      • Changing up a game-changer: Teach Like A Champion 2.0 – A (Brief) Review | Improving Teaching ' “It shouldn’t take a dozen years of brutal trial and error, suffering, and fatigue” for teachers to solve problems which are ‘endemic’ in schools. At some point all teachers answer “What do you do when a student gives up and simply won’t try? How do you know what the student who hides silently in the corner is learning?” The 2010 edition of Teach Like a Champion shared solutions; revised and reorganised, Version 2.0 is published this month.'
      Other Business
      • Just For Fun: The Trouble with p » Sociological Images 'In statistics, a little star next to a coefficient generally means that the result is statistically significant at the p<.05 level. In English, this means that there is only a 1 in 20 chance that the finding just popped up by pure random chance.
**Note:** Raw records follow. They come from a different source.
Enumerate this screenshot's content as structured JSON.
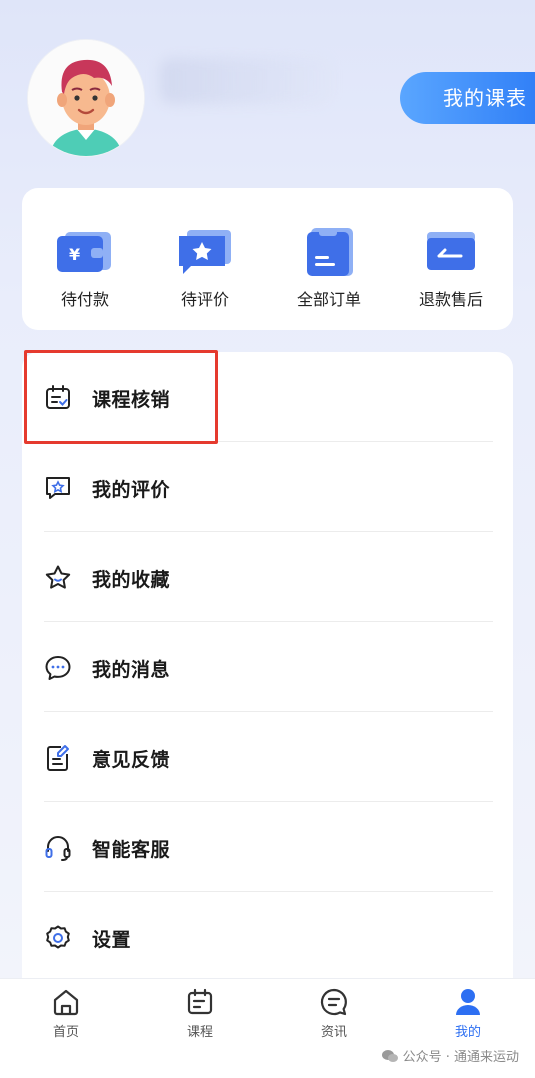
{
  "header": {
    "schedule_button": "我的课表"
  },
  "orders": [
    {
      "label": "待付款",
      "icon": "wallet-yen-icon"
    },
    {
      "label": "待评价",
      "icon": "star-chat-icon"
    },
    {
      "label": "全部订单",
      "icon": "clipboard-icon"
    },
    {
      "label": "退款售后",
      "icon": "refund-card-icon"
    }
  ],
  "menu": [
    {
      "label": "课程核销",
      "icon": "calendar-check-icon"
    },
    {
      "label": "我的评价",
      "icon": "star-message-icon"
    },
    {
      "label": "我的收藏",
      "icon": "star-icon"
    },
    {
      "label": "我的消息",
      "icon": "chat-dots-icon"
    },
    {
      "label": "意见反馈",
      "icon": "edit-document-icon"
    },
    {
      "label": "智能客服",
      "icon": "headset-icon"
    },
    {
      "label": "设置",
      "icon": "gear-icon"
    }
  ],
  "tabs": [
    {
      "label": "首页",
      "icon": "home-icon"
    },
    {
      "label": "课程",
      "icon": "calendar-icon"
    },
    {
      "label": "资讯",
      "icon": "news-chat-icon"
    },
    {
      "label": "我的",
      "icon": "user-icon",
      "active": true
    }
  ],
  "watermark": "公众号 · 通通来运动",
  "colors": {
    "accent": "#2d7cf6",
    "highlight_border": "#e53a2e",
    "icon_blue": "#3f6fe8"
  }
}
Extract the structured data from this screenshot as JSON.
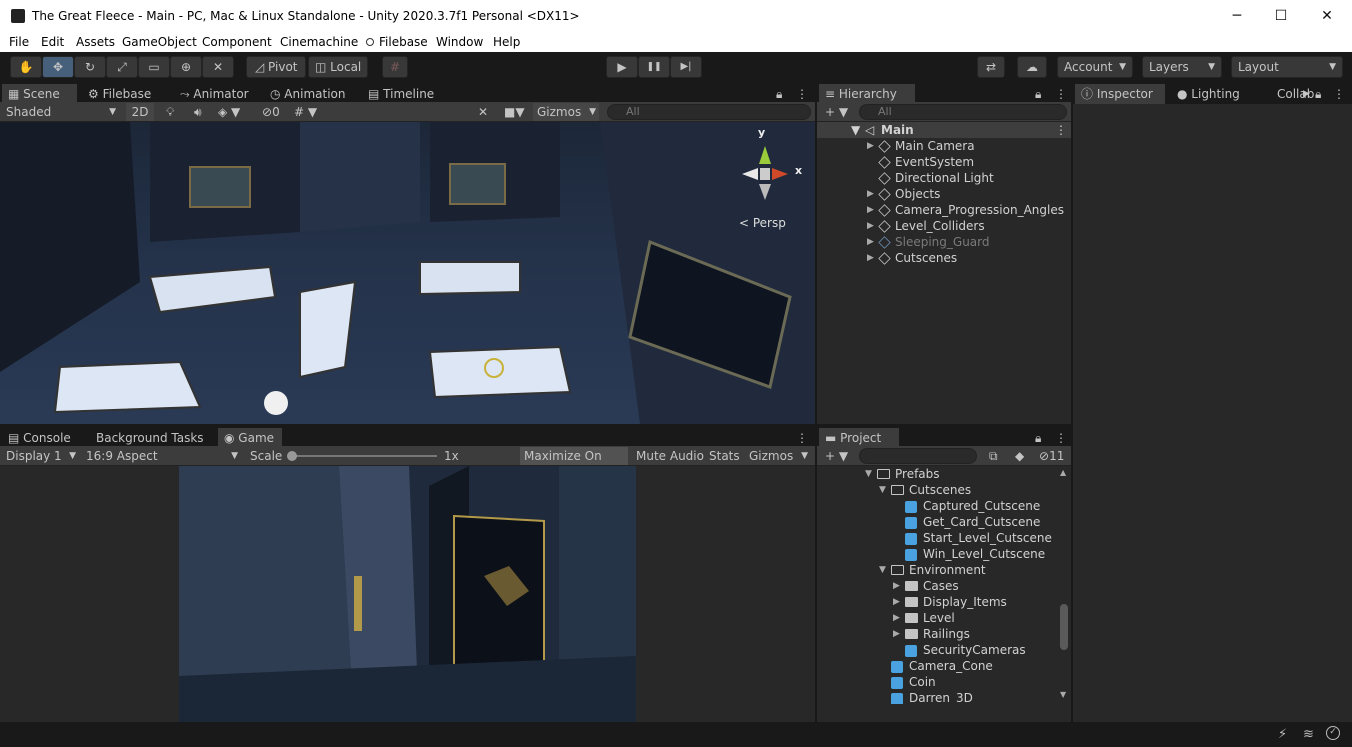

In sociology, that’s generally considered good enough to conclude that the finding is “real.” [...] If one investigates a lot of relationships, however, this way of deciding which ones to claim as real has an obvious pitfall...'
      • Are some diets “mass murder”? | The BMJ 'From low fat to Atkins and beyond, diets that are based on poor nutrition science are a type of global, uncontrolled experiment that may lead to bad outcomes, concludes Richard Smith'
      • Restored forests are fighting climate change [Kottke.org] 'And now some potential good news about climate change. Efforts to restore the world's rainforests have gained traction and are having small but definite effects on the amount of carbon dioxide in the atmosphere.'
      • Banking Culture Encourages Dishonesty - Scientific American 'Research in moral psychology and behavioral ethics, [...] suggests that the dishonesty may be due something more basic: money and number crunching are an important part of the banking industry. When people are focused on money, research shows, they behave in self-interested ways. Even thinking about money leads people to be less helpful and fair in their dealings with others, to be less sensitive to social rejection, and to work harder toward personal goals. In fact, money can make us so focused on our selfish motives that it can even lead to unethical behavior.'